What is Kuhlmeier?
What is Kuhlmeier?
“Kuhlmeier” refers to the family name of a high-school student named Cathy who filed a case against her school paper because of some concerns regarding freedom of speech. This case became a landmark case in the U.S. because it involved the questioning of the supposed right and freedom of speech and/or expression of Ms. Kuhlmeier as protected under the U.S. Constitution’s First Amendment. This particular case was dubbed as the “Hazelwood v. Kuhlmeier” case with Cathy Kuhlmeier as the main proponent against the Hazelwood School District.
The case basically stemmed from the school’s supposed deletion or editing of the school paper back in 1983. During this particular period, the school principal was typically in charge of editing the story proofs submitted by students that are part of the school paper’s editorial staff. Back on May 13, 1983 though, part of the proofs submitted to the principal contained sensitive subjects like pregnancy among teenage students and divorce stories from students in the Hazelwood School District. At the time, the school principal thought that the articles may not be suitable to some younger students, and it may cause problems for those involved in the stories. With these concerns, the principal decided to have the sensitive stories deleted from the school paper. And with this action, Ms. Kuhlmeier, along with other students, complained that the school violated their First Amendment rights.
This particular case became a landmark decision by the U.S. Supreme Court back in 1988 that eventually sided with the Hazelwood School District instead of Ms. Kuhlmeier and other proponents of the case. This decision was basically based on the fact that school papers like the one in question are not created for the purpose of receiving comments from students to validate their own expression or understanding of various subjects. And so with this purpose in the paper’s establishment, it is then subject to a so-called lower protection level of the U.S. Constitution’s First Amendment.
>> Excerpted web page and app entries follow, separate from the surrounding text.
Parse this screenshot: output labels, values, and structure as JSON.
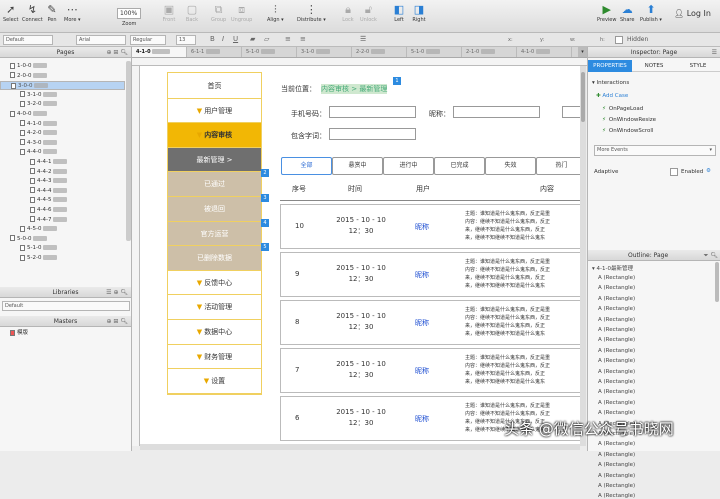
{
  "toolbar": {
    "items": [
      {
        "label": "Select",
        "icon": "cursor-icon"
      },
      {
        "label": "Connect",
        "icon": "connector-icon"
      },
      {
        "label": "Pen",
        "icon": "pen-icon"
      },
      {
        "label": "More ▾",
        "icon": "more-icon"
      },
      {
        "label": "Front",
        "icon": "front-icon"
      },
      {
        "label": "Back",
        "icon": "back-icon"
      },
      {
        "label": "Group",
        "icon": "group-icon"
      },
      {
        "label": "Ungroup",
        "icon": "ungroup-icon"
      },
      {
        "label": "Align ▾",
        "icon": "align-icon"
      },
      {
        "label": "Distribute ▾",
        "icon": "distribute-icon"
      },
      {
        "label": "Lock",
        "icon": "lock-icon"
      },
      {
        "label": "Unlock",
        "icon": "unlock-icon"
      },
      {
        "label": "Left",
        "icon": "left-panel-icon"
      },
      {
        "label": "Right",
        "icon": "right-panel-icon"
      },
      {
        "label": "Preview",
        "icon": "preview-icon"
      },
      {
        "label": "Share",
        "icon": "share-icon"
      },
      {
        "label": "Publish ▾",
        "icon": "publish-icon"
      }
    ],
    "zoom_value": "100%",
    "zoom_label": "Zoom",
    "login": "Log In"
  },
  "format_bar": {
    "style": "Default",
    "font": "Arial",
    "weight": "Regular",
    "size": "13",
    "x_label": "x:",
    "y_label": "y:",
    "w_label": "w:",
    "h_label": "h:",
    "hidden_label": "Hidden"
  },
  "tabs": [
    "4-1-0",
    "6-1-1",
    "5-1-0",
    "3-1-0",
    "2-2-0",
    "5-1-0",
    "2-1-0",
    "4-1-0"
  ],
  "pages": {
    "title": "Pages",
    "items": [
      {
        "label": "1-0-0",
        "indent": 0
      },
      {
        "label": "2-0-0",
        "indent": 0
      },
      {
        "label": "3-0-0",
        "indent": 0,
        "selected": true
      },
      {
        "label": "3-1-0",
        "indent": 1
      },
      {
        "label": "3-2-0",
        "indent": 1
      },
      {
        "label": "4-0-0",
        "indent": 0
      },
      {
        "label": "4-1-0",
        "indent": 1
      },
      {
        "label": "4-2-0",
        "indent": 1
      },
      {
        "label": "4-3-0",
        "indent": 1
      },
      {
        "label": "4-4-0",
        "indent": 1
      },
      {
        "label": "4-4-1",
        "indent": 2
      },
      {
        "label": "4-4-2",
        "indent": 2
      },
      {
        "label": "4-4-3",
        "indent": 2
      },
      {
        "label": "4-4-4",
        "indent": 2
      },
      {
        "label": "4-4-5",
        "indent": 2
      },
      {
        "label": "4-4-6",
        "indent": 2
      },
      {
        "label": "4-4-7",
        "indent": 2
      },
      {
        "label": "4-5-0",
        "indent": 1
      },
      {
        "label": "5-0-0",
        "indent": 0
      },
      {
        "label": "5-1-0",
        "indent": 1
      },
      {
        "label": "5-2-0",
        "indent": 1
      }
    ]
  },
  "libraries": {
    "title": "Libraries",
    "selected": "Default"
  },
  "masters": {
    "title": "Masters",
    "items": [
      "模版"
    ]
  },
  "canvas": {
    "menu": [
      {
        "label": "首页",
        "style": "y"
      },
      {
        "label": "用户管理",
        "style": "y",
        "arrow": true
      },
      {
        "label": "内容审核",
        "style": "gold",
        "arrow": true
      },
      {
        "label": "最新管理 >",
        "style": "grey"
      },
      {
        "label": "已通过",
        "style": "tan",
        "badge": "2"
      },
      {
        "label": "被退回",
        "style": "tan",
        "badge": "3"
      },
      {
        "label": "官方运营",
        "style": "tan",
        "badge": "4"
      },
      {
        "label": "已删除数据",
        "style": "tan",
        "badge": "5"
      },
      {
        "label": "反馈中心",
        "style": "y",
        "arrow": true
      },
      {
        "label": "活动管理",
        "style": "y",
        "arrow": true
      },
      {
        "label": "数据中心",
        "style": "y",
        "arrow": true
      },
      {
        "label": "财务管理",
        "style": "y",
        "arrow": true
      },
      {
        "label": "设置",
        "style": "y",
        "arrow": true
      }
    ],
    "breadcrumb_label": "当前位置：",
    "breadcrumb_value": "内容审核 > 最新管理",
    "breadcrumb_badge": "1",
    "phone_label": "手机号码：",
    "nick_label": "昵称：",
    "keyword_label": "包含字词：",
    "filters": [
      "全部",
      "悬赏中",
      "进行中",
      "已完成",
      "失效",
      "热门"
    ],
    "columns": [
      "序号",
      "时间",
      "用户",
      "内容"
    ],
    "rows": [
      {
        "no": "10",
        "time1": "2015 - 10 - 10",
        "time2": "12：30",
        "user": "昵称"
      },
      {
        "no": "9",
        "time1": "2015 - 10 - 10",
        "time2": "12：30",
        "user": "昵称"
      },
      {
        "no": "8",
        "time1": "2015 - 10 - 10",
        "time2": "12：30",
        "user": "昵称"
      },
      {
        "no": "7",
        "time1": "2015 - 10 - 10",
        "time2": "12：30",
        "user": "昵称"
      },
      {
        "no": "6",
        "time1": "2015 - 10 - 10",
        "time2": "12：30",
        "user": "昵称"
      }
    ],
    "content_line1": "主题：谁知道是什么鬼东西，反正是重",
    "content_line2": "内容：继续不知道是什么鬼东西，反正",
    "content_line3": "来，继续不知道是什么鬼东西，反正",
    "content_line4": "来，继续不知继续不知道是什么鬼东"
  },
  "inspector": {
    "title": "Inspector: Page",
    "tabs": [
      "PROPERTIES",
      "NOTES",
      "STYLE"
    ],
    "interactions_label": "Interactions",
    "add_case": "Add Case",
    "events": [
      "OnPageLoad",
      "OnWindowResize",
      "OnWindowScroll"
    ],
    "more_events": "More Events",
    "adaptive_label": "Adaptive",
    "enabled_label": "Enabled",
    "outline_title": "Outline: Page",
    "outline_root": "4-1-0最新管理",
    "outline_item": "(Rectangle)"
  },
  "watermark": "头条 @微信公众号书晓网"
}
The decision simply meant that the school had the right to censor the articles for the school paper for the simple reason that the paper was not created to serve a forum for student beliefs but rather to give information about school programs and activities.